Lesotho Congress for Democracy (LCD) leader, Mothetjoa Metsing, says Prime Minister Thomas Thabane's bid to oust Police Commissioner Holomo Molibeli is borne out of his long-running desperation to stop the investigations into the June 2017 murder of his former wife, Lipolelo. Mr Metsing said former Police Commissioner Molahlehi Letsoepa was unlawfully dismissed for similar reasons when Dr Thabane came to power in 2017.
He said this while addressing LCD supporters at a rally in Matsieng this week.
Dr Thabane has been named as a suspect by Commissioner Molibeli while the First Lady, 'Maesaiah Thabane, was last Wednesday charged with the murder of Lipolelo who was shot dead as she was about to drive into her Ha 'Masana home on 14 June 2017. The incident occurred just two days before Dr Thabane's inauguration as prime minister.

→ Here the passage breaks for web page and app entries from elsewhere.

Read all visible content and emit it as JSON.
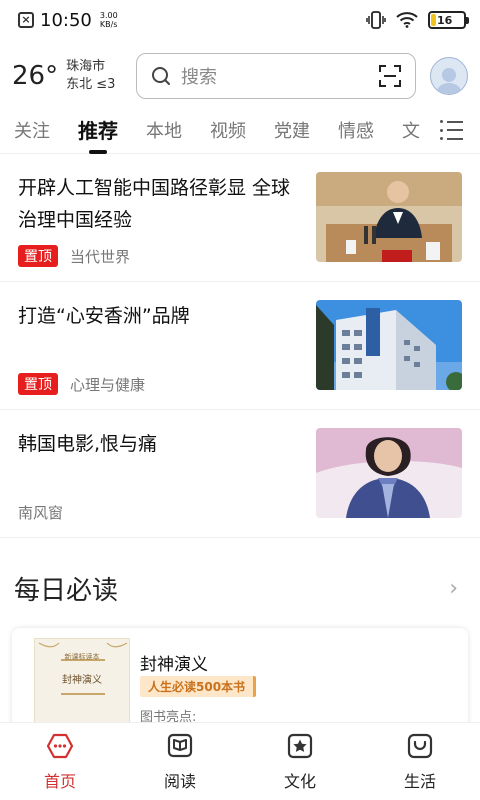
{
  "status_bar": {
    "time": "10:50",
    "speed_value": "3.00",
    "speed_unit": "KB/s",
    "battery": "16",
    "battery_level": 0.16
  },
  "header": {
    "temperature": "26°",
    "city": "珠海市",
    "wind": "东北  ≤3",
    "search_placeholder": "搜索"
  },
  "tabs": [
    {
      "label": "关注"
    },
    {
      "label": "推荐",
      "active": true
    },
    {
      "label": "本地"
    },
    {
      "label": "视频"
    },
    {
      "label": "党建"
    },
    {
      "label": "情感"
    },
    {
      "label": "文"
    }
  ],
  "articles": [
    {
      "title": "开辟人工智能中国路径彰显 全球 治理中国经验",
      "badge": "置顶",
      "source": "当代世界"
    },
    {
      "title": "打造“心安香洲”品牌",
      "badge": "置顶",
      "source": "心理与健康"
    },
    {
      "title": "韩国电影,恨与痛",
      "source": "南风窗"
    }
  ],
  "daily": {
    "title": "每日必读",
    "book": {
      "name": "封神演义",
      "tag": "人生必读500本书",
      "highlight": "图书亮点:",
      "cover_top": "新课标读本",
      "cover_title": "封神演义"
    }
  },
  "bottom_nav": [
    {
      "label": "首页",
      "icon": "home-icon",
      "active": true
    },
    {
      "label": "阅读",
      "icon": "book-icon"
    },
    {
      "label": "文化",
      "icon": "star-icon"
    },
    {
      "label": "生活",
      "icon": "smile-bag-icon"
    }
  ],
  "colors": {
    "accent_red": "#e61e1e",
    "nav_active": "#d33131",
    "battery_yellow": "#f0c419"
  }
}
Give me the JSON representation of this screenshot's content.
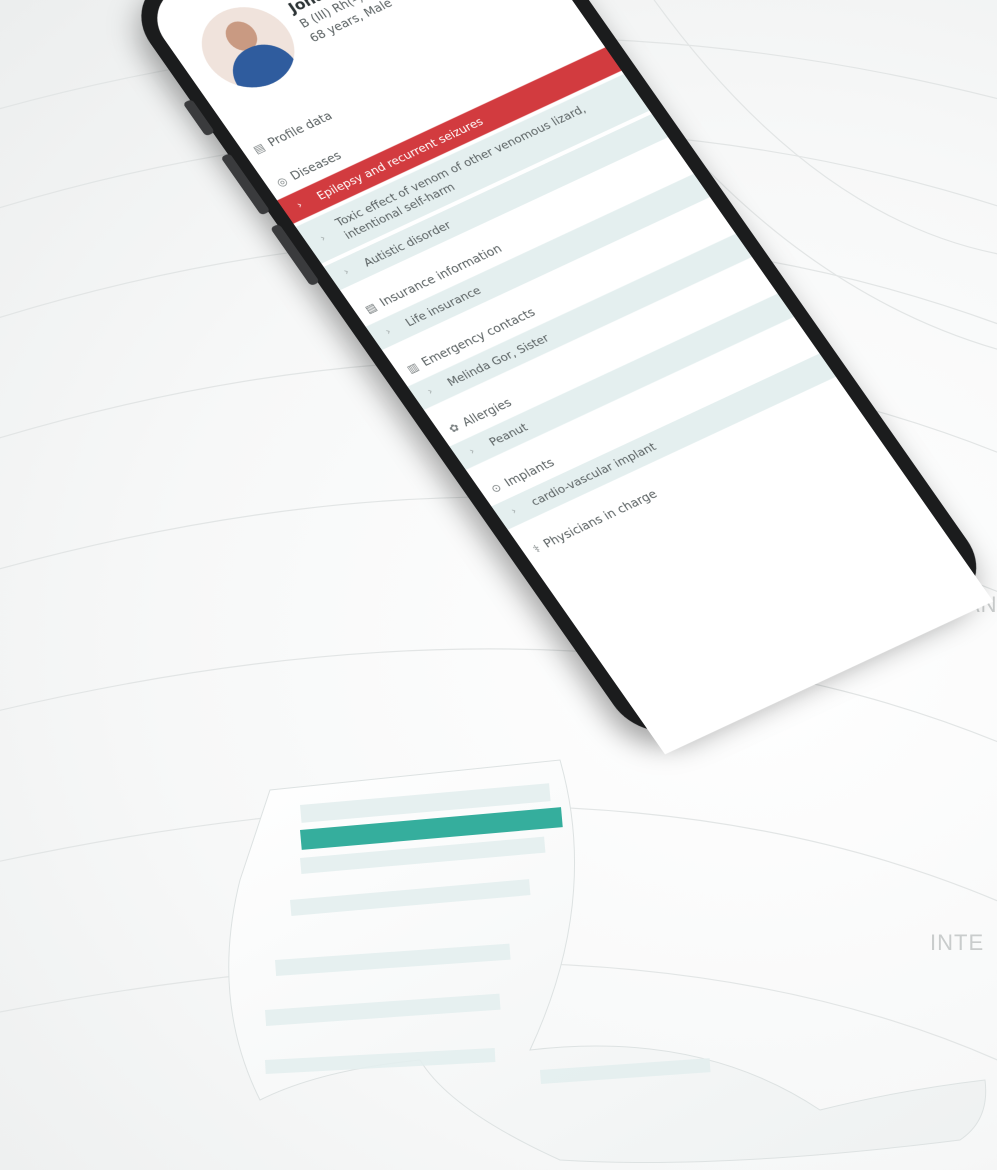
{
  "profile": {
    "name": "Jonathan Banks",
    "blood_type": "B (III) Rh(–)",
    "age_sex": "68 years, Male"
  },
  "sections": [
    {
      "key": "profile",
      "icon": "id-card-icon",
      "label": "Profile data",
      "items": []
    },
    {
      "key": "diseases",
      "icon": "diseases-icon",
      "label": "Diseases",
      "items": [
        {
          "label": "Epilepsy and recurrent seizures",
          "active": true
        },
        {
          "label": "Toxic effect of venom of other venomous lizard, intentional self-harm",
          "active": false
        },
        {
          "label": "Autistic disorder",
          "active": false
        }
      ]
    },
    {
      "key": "insurance",
      "icon": "insurance-icon",
      "label": "Insurance information",
      "items": [
        {
          "label": "Life insurance",
          "active": false
        }
      ]
    },
    {
      "key": "emergency",
      "icon": "contacts-icon",
      "label": "Emergency contacts",
      "items": [
        {
          "label": "Melinda Gor, Sister",
          "active": false
        }
      ]
    },
    {
      "key": "allergies",
      "icon": "allergy-icon",
      "label": "Allergies",
      "items": [
        {
          "label": "Peanut",
          "active": false
        }
      ]
    },
    {
      "key": "implants",
      "icon": "implant-icon",
      "label": "Implants",
      "items": [
        {
          "label": "cardio-vascular implant",
          "active": false
        }
      ]
    },
    {
      "key": "physicians",
      "icon": "physician-icon",
      "label": "Physicians in charge",
      "items": []
    }
  ],
  "side_text": [
    "AN",
    "INTE"
  ],
  "colors": {
    "accent_red": "#d23b3f",
    "accent_teal": "#1fa592",
    "row_bg": "#e4efef"
  }
}
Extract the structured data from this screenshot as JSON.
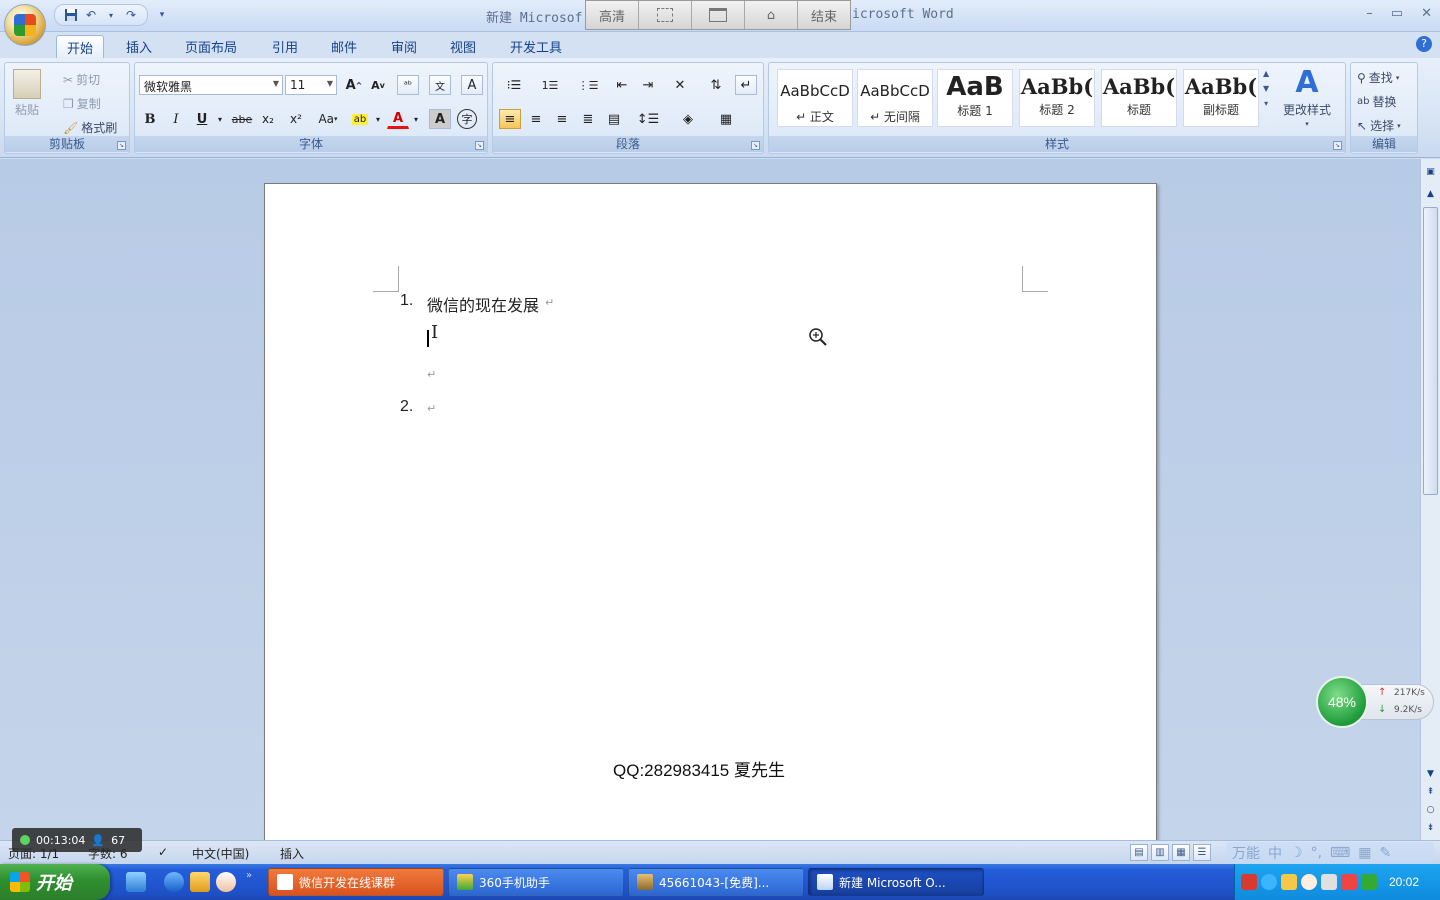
{
  "window": {
    "title_prefix": "新建 Microsof",
    "title_suffix": "icrosoft Word"
  },
  "recorder_toolbar": [
    "高清",
    "",
    "",
    "",
    "结束"
  ],
  "quick_access": {
    "icons": [
      "save-icon",
      "undo-icon",
      "redo-icon",
      "customize-icon"
    ]
  },
  "tabs": [
    {
      "label": "开始",
      "active": true
    },
    {
      "label": "插入"
    },
    {
      "label": "页面布局"
    },
    {
      "label": "引用"
    },
    {
      "label": "邮件"
    },
    {
      "label": "审阅"
    },
    {
      "label": "视图"
    },
    {
      "label": "开发工具"
    }
  ],
  "clipboard": {
    "paste": "粘贴",
    "cut": "剪切",
    "copy": "复制",
    "format_painter": "格式刷",
    "label": "剪贴板"
  },
  "font": {
    "name": "微软雅黑",
    "size": "11",
    "label": "字体",
    "bold": "B",
    "italic": "I",
    "underline": "U",
    "strike": "abe",
    "subscript": "x₂",
    "superscript": "x²",
    "change_case": "Aa",
    "grow": "A",
    "shrink": "A",
    "font_color": "A",
    "char_shading": "A"
  },
  "paragraph": {
    "label": "段落"
  },
  "styles": {
    "label": "样式",
    "items": [
      {
        "sample": "AaBbCcD",
        "name": "↵ 正文"
      },
      {
        "sample": "AaBbCcD",
        "name": "↵ 无间隔"
      },
      {
        "sample": "AaB",
        "name": "标题 1"
      },
      {
        "sample": "AaBb(",
        "name": "标题 2"
      },
      {
        "sample": "AaBb(",
        "name": "标题"
      },
      {
        "sample": "AaBb(",
        "name": "副标题"
      }
    ],
    "change_styles": "更改样式"
  },
  "editing": {
    "find": "查找",
    "replace": "替换",
    "select": "选择",
    "label": "编辑"
  },
  "document": {
    "items": [
      {
        "num": "1.",
        "text": "微信的现在发展"
      },
      {
        "num": "2.",
        "text": ""
      }
    ],
    "para_mark": "↵",
    "footer": "QQ:282983415 夏先生"
  },
  "speed_widget": {
    "percent": "48%",
    "up": "217K/s",
    "down": "9.2K/s"
  },
  "statusbar": {
    "page": "页面: 1/1",
    "words": "字数: 6",
    "language": "中文(中国)",
    "mode": "插入",
    "recording_time": "00:13:04",
    "viewers": "67"
  },
  "taskbar": {
    "start": "开始",
    "tasks": [
      {
        "label": "微信开发在线课群",
        "color": "#e2572a"
      },
      {
        "label": "360手机助手",
        "color": "#3a7be0"
      },
      {
        "label": "45661043-[免费]...",
        "color": "#3a7be0"
      },
      {
        "label": "新建 Microsoft O...",
        "color": "#1a48b8"
      }
    ],
    "clock": "20:02"
  }
}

Thato Sibolla, who was in the car with Lipolelo when she was gunned down, sustained serious injuries in the shooting. Dr Thabane's All Basotho Convention (ABC) has asked the veteran leader to step down in the wake of Commissioner Molibeli's allegations against him. Dr Thabane has since agreed to go but insists he is retiring only on account of his advanced age.
Addressing the LCD faithful on Sunday, Mr Metsing said while Dr Thabane and the First Lady's guilt or innocence could only be decided by the courts of law, he knew for sure that Dr Thabane did not want the Lipolelo murder thoroughly investigated hence the 2017 ouster of Mr Letsoepa and the latest bid to sack Commissioner Molibeli.
Dr Thabane last month advised King Letsie III to appoint Assistant Commissioner of Police, Janki Hlaahla, to replace Commissioner Molibeli. The appointment of Mr Hlaahla should have been with effect from 10 January 2020 but it has since been blocked by a 12 January 2020 interim High Court order pending the finalisation of Commissioner Molibeli's application for a final order to stop Dr Thabane from recommending his removal from office. Prior to recommending his ouster, Dr Thabane unsuccessfully attempted to suspend Commissioner Molibeli for 60 days for alleged misconduct and incompetence including his alleged failure to address the pressing issue of police brutality against civilians.
Commissioner Molibeli successfully challenged the bid to suspend him in court. In his court papers he denied the allegations that he failed to address the issue of police brutality and insisted that his "irregular and unlawful" suspension was done in bad faith only because he wrote to the premier implicating him in the murder of his former wife, Lipolelo.
Commenting on the issue at the LCD rally on Sunday, Mr Metsing said just like he had done to Mr Letsoepa in 2017, Dr Thabane now wanted Commissioner Molibeli gone to stop him from completing the investigations into Lipolelo's murder.
"Today the ABC wants Prime Minister Thabane gone, saying that he has killed a person. But we have always known that some prominent ABC members were implicated in his wife's murder.
"You will all remember that when all these things (the murder) happened, I was the outgoing deputy prime minister and chairperson of security affairs. I remember very well that when I demanded to know what was going on in this matter (murder) investigation, (incoming) PM Thabane called the then Commissioner Molahlehi Letsoepa and asked him to deal with me and the investigating officers who wanted to arrest the First Lady.
"Letsoepa never acted on the directive and two weeks later he was sent on forced leave. Letsoepa was unlawfully dismissed and today the same thing is happening to the one who was appointed to replace Letsoepa. Today the same people who were happy when Holomo Molibeli took over now want him gone. They are fighting," said Mr Metsing without elaborating on how Dr Thabane had wanted him to be dealt with. Subsequent attempts by the Lesotho Times to get an explanation proved fruitless as Mr Metsing did not answer or return calls to his mobile phone this week.
In another development, Mr Metsing said he would push for the establishment of a government of national unity (GNU) when parliament opens on 21 February 2020.
He said only a GNU could bring peace and stability to Lesotho as well as spearhead socio-economic development through job creation and poverty alleviation programmes.
"We are ready to engage other parties on board to form a government of national unity because as things stand the opposition has 51 seats in parliament and we are only short of 10 (to have a majority). I don't think it's impossible to get the support for the GNU.
"We need a GNU for the common good of the people and not for individual gain. We have too many national issues that need to be tackled including poverty and unemployment.
"We accept that having been in government in the past, we are all at fault and the problems of this country emanate from divisions that have been brought about by our politics," Mr Metsing said.